Chronic conditions and work

Chronic conditions refer to diseases and health conditions that last a long time and generally progress slowly. Although they can occur at any age, they become more common later in life. They are often invisible, sometimes episodic (i.e. they come and go) and often characterized by fluctuating symptoms that leave people disabled one day and functional the next. Examples of chronic diseases include arthritis, diabetes, chronic pain, depression and fibromyalgia. IWH research in this area focuses on the effects of chronic disease on work participation and productivity, as well as the effectiveness of job accommodations, benefits and other programs to ensure workers with chronic disease can stay at, or return to, work.

Featured

Long shadows cast by a row of workers
At Work article

Study probes factors behind poorer health, lower employment in injured workers’ post-claim experience

What are the work and health outcomes of injured workers after they no longer receive workers' compensation benefits or services? A study at IWH sets out to explore this little understood aspect of the post-injury experience.
Published: November 23, 2021
A masked worker riding a bus
At Work article

COVID worries highest among workers with both physical, mental health disabilities

People with both physical and mental health disabilities were the most concerned about their work, health and finances during the early part of the pandemic.
Published: July 30, 2021
Journal article
Journal article

Occupational exposure to wood dust and the burden of nasopharynx and sinonasal cancer in Canada

Published: International Journal of Environmental Research and Public Health, January 2022
Long shadows cast by a row of workers
At Work article

Study probes factors behind poorer health, lower employment in injured workers’ post-claim experience

What are the work and health outcomes of injured workers after they no longer receive workers' compensation benefits or services? A study at IWH sets out to explore this little understood aspect of the post-injury experience.
Published: November 2021
Canadian Occupational Safety logo
IWH in the media

How workplaces can support staff with MS

Canada has one of the highest rates of multiple scleroris and employers need to do more to accommodate, according to Julie Kelndorfer of MS Society of Canada. Maia Foulis interviews her about what workplaces can do to be safe and welcoming to people with the condition, and why the society is a partner on an Institute for Work & Health research project on communicating about episodic disability.
Published: Canadian Occupational Safety, September 2021
A masked worker riding a bus
At Work article

COVID worries highest among workers with both physical, mental health disabilities

People with both physical and mental health disabilities were the most concerned about their work, health and finances during the early part of the pandemic.
Published: July 2021
The Province logo
IWH in the media

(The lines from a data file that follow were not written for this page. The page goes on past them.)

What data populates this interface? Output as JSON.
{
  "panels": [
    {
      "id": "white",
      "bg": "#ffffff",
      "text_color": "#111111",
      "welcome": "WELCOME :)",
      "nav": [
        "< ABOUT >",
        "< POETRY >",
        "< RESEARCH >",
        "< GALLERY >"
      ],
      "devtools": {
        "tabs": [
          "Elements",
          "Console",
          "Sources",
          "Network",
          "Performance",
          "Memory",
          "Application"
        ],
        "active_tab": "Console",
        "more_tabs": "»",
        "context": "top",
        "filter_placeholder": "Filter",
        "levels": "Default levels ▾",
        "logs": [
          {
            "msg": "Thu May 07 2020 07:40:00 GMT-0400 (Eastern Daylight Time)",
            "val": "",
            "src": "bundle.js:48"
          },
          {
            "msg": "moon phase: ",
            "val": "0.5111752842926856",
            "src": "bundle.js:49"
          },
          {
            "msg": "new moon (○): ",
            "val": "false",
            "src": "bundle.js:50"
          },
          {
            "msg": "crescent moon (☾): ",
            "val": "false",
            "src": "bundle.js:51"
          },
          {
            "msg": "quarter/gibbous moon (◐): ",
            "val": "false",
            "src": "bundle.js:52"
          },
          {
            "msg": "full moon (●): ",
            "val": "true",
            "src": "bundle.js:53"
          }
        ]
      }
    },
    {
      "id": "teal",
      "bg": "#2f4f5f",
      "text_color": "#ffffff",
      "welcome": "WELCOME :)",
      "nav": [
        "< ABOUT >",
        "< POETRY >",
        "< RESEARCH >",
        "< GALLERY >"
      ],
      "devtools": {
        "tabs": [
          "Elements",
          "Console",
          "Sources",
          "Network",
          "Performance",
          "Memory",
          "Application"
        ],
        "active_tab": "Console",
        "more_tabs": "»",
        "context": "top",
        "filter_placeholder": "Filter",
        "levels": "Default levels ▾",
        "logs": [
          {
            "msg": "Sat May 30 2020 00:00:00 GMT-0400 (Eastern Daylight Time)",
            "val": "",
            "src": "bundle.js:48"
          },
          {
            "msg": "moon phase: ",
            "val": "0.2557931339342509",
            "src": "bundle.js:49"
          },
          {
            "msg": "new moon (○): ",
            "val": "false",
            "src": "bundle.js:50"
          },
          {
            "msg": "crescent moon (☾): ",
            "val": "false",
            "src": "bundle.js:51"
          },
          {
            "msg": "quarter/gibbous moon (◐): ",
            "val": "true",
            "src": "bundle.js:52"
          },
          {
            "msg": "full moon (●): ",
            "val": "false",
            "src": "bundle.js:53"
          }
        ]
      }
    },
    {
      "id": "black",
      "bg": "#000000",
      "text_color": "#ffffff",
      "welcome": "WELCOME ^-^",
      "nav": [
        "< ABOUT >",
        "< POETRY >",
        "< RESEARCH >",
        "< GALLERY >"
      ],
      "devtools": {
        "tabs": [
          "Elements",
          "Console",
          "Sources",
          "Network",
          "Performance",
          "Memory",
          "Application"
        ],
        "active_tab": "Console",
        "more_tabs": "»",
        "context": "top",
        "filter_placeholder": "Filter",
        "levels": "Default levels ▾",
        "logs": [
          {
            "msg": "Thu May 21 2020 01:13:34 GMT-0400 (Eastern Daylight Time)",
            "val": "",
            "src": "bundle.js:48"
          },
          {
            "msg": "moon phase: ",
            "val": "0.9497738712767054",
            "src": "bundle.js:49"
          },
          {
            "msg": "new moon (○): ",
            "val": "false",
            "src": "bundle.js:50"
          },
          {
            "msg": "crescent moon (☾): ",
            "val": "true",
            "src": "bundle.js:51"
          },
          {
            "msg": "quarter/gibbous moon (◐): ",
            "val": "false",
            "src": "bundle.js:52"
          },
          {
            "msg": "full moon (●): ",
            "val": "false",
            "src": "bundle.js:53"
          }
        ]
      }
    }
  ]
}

Re-opening the economy should include access for young people with chronic disease

Young workers who are immunocompromised will need employers to continue to enforce COVID-19-prevention strategies. And paid sick leave will remain a priority to prevent workers from coming to work with COVID-19 symptoms, writes IWH's Dr. Arif Jetha in an op-ed.
Published: The Province, June 2021
A masked young woman works at a hotel reception desk
At Work article

Education, type of work lessen pandemic job loss in youths with rheumatic diseases

Young adults with rheumatic diseases have generally faced greater challenges in the job market than their healthy peers. That was why an IWH research team set out to examine their work experiences during the pandemic.
Published: June 2021
rehab and community care logo
IWH in the media

Episodic health conditions

There's no simple "yes" or "no" answer to the question, “Should I tell my employer I have a chronic condition that sometimes makes it hard to work?” At the Institute for Work & Health, researchers have been working to develop a research-based decision-making tool. In one of the studies conducted to support the tool’s evidence base, the team explored people’s reasons for disclosing their episodic condition and found they do matter to the support they get, writes Dr. Monique Gignac.
Published: Rehab & Community Care, April 2021
A woman works at a laundry service
Research Highlights

Is precarious work more prevalent for people with disabilities? The role of age and job tenure

Workers with disabilities are no more likely than those without to work in precarious jobs. However, some subsets of people with disabilities are more likely to work in precarious jobs—older people or people with shorter job tenure. Contrary to expectation, younger people with disabilities are not more likely than older people with disabilities to have precarious jobs. Among people with and without disabilities, having better health is linked to a lower likelihood of working in precarious jobs.
Published: February 2021